In Romania there is a festival known to be celebrated over 8000 years apparently where men tie red and white entwined threads around snowdrops and give them to women in their lives, celebrating male and female stren
gths. There are many lovely tales in lots of cultures where drops of blood result in snowdrops emerging too.


These images contain my interpretation of the Goddess Brigid, the Goddess of healing, poetry, crafts, metal smithing , fire and the sun, the triple Goddess in her maiden aspect who is one of the main characters involved with Imbolc, as well as the Green man in his Oak guise.  
 Colours that are usually linked to this event are white and green, so I chose a green outfit, Brigid is known for her green mantle ( cloak). In this first image we have the Goddess Brigid with Snowdrops - I did not pick these, they were kindly given to us by a gardener who was around during our shoot after we explained what we were doing.



In the background you can see a "Clootie" which is tied to a tree, these were often left as offerings on trees, near a well where possible - however I could not find a well nearby. We were hoping to shoot near water instead but that will need to be completed in a part two at a different location some time.

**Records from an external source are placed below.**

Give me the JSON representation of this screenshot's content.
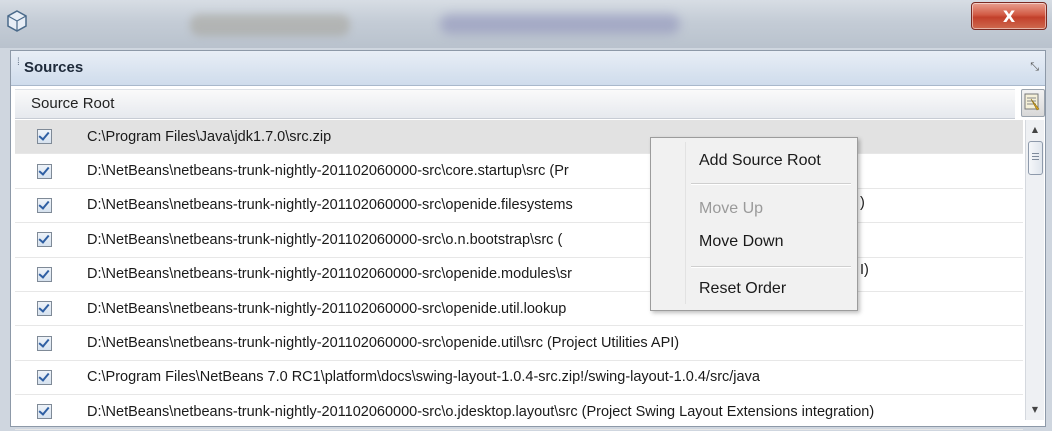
{
  "window": {
    "close_label": "X"
  },
  "panel": {
    "title": "Sources"
  },
  "table": {
    "column_header": "Source Root",
    "rows": [
      {
        "checked": true,
        "path": "C:\\Program Files\\Java\\jdk1.7.0\\src.zip"
      },
      {
        "checked": true,
        "path": "D:\\NetBeans\\netbeans-trunk-nightly-201102060000-src\\core.startup\\src (Pr"
      },
      {
        "checked": true,
        "path": "D:\\NetBeans\\netbeans-trunk-nightly-201102060000-src\\openide.filesystems"
      },
      {
        "checked": true,
        "path": "D:\\NetBeans\\netbeans-trunk-nightly-201102060000-src\\o.n.bootstrap\\src ("
      },
      {
        "checked": true,
        "path": "D:\\NetBeans\\netbeans-trunk-nightly-201102060000-src\\openide.modules\\sr"
      },
      {
        "checked": true,
        "path": "D:\\NetBeans\\netbeans-trunk-nightly-201102060000-src\\openide.util.lookup"
      },
      {
        "checked": true,
        "path": "D:\\NetBeans\\netbeans-trunk-nightly-201102060000-src\\openide.util\\src (Project Utilities API)"
      },
      {
        "checked": true,
        "path": "C:\\Program Files\\NetBeans 7.0 RC1\\platform\\docs\\swing-layout-1.0.4-src.zip!/swing-layout-1.0.4/src/java"
      },
      {
        "checked": true,
        "path": "D:\\NetBeans\\netbeans-trunk-nightly-201102060000-src\\o.jdesktop.layout\\src (Project Swing Layout Extensions integration)"
      }
    ]
  },
  "context_menu": {
    "add_source_root": "Add Source Root",
    "move_up": "Move Up",
    "move_down": "Move Down",
    "reset_order": "Reset Order",
    "overflow_row5": ")",
    "overflow_row6": "I)"
  },
  "icons": {
    "app": "netbeans-cube-icon",
    "maximize": "maximize-icon",
    "corner": "column-chooser-icon",
    "checkbox": "checkmark-icon"
  }
}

These next photos is Brigid with the eternal fire, as she is the Goddess of fire, often celebrated by the hearth fire too. ( the fire went out in some and I have not had time to add fire in just yet)

I wanted to add more magic, so added one of my old photos of Castlerigg stone circle in the background of one version.












These ones below also feature Brigids cross which can be made of grasses/ rushes etc but we had to improvise here. The crosses are thought to be connected to a pagan symbol but have also been used in Ireland, connected to stories of St Brigid. They are said to symbolise protection and are often hung over doorways, windows and hearths.





We also used white/green candles on her stone "alter" as candles are used by many in this tradition/ritual/celebration to celebrate both light and fire. Again our flames were blown out so I still need to get around to adding flames properly to the candles but didn't manage a good job in time to post these for Imbolc.









As Brigid is the Goddess of  healing, fertility, creativity, arts, crafts, metal smithing, poetry and much more, I want to also create more images in the future with her healing, in a forge, with baby lambs or other associated animals. I did manage an image of her reading poetry as a start, but ran out of energy, time and opportunities for creatures etc. So I will plan a part two of Imbolc, hopefully amongst spring flowers, with lambs and near water. I also plan to photograph the Green man in his Oak guise chasing away Jack Frost as part of the celebrations and have my headwear made, but still to sort costumes, plus I need to recover from this shoot first as its wiped me out even 5 days later. I must do a shorter shoot next.




Offerings are traditionally made in various ways, such as oats or porridge and milk, which are often poured into the earth or into water.
 




 The Green man (spring) in his Oak guise chases Jack Frost (winter) off. I will hopefully get around to shooting this element, but for now I took advantage of my lovely  models partner being present . Luckily he was happy enough to wear the outfit and pose too. 


The green man headwear is actually two pieces, both made by me, mostly out of clay and faux leaves plus moss. The horns are on a headband with acorns, pine cones and moss. The mask is tied on separately.

Models Northern Redheadz and A Rose imagery on Instagram
Make up by Faces by Lulu





I look forward to completing this set for Imbolc, maybe this year, or maybe next year as I find it takes a long to to recover from a photo shoot.

 Below is my favourite edit from this set so far, not quite the welcoming spring image I initially had in mind but I see it as the Goddess Brigid under the moon, ushering more light and warmth forth for the brighter dawn to come.



In the news... IGPOTY Portfolio finalist, CUPOTY results and Amateur photographer article.

  Happy news today, on my second year of entering the Portfolio section of the International garden photographer of the year ( IGPOTY), I ha...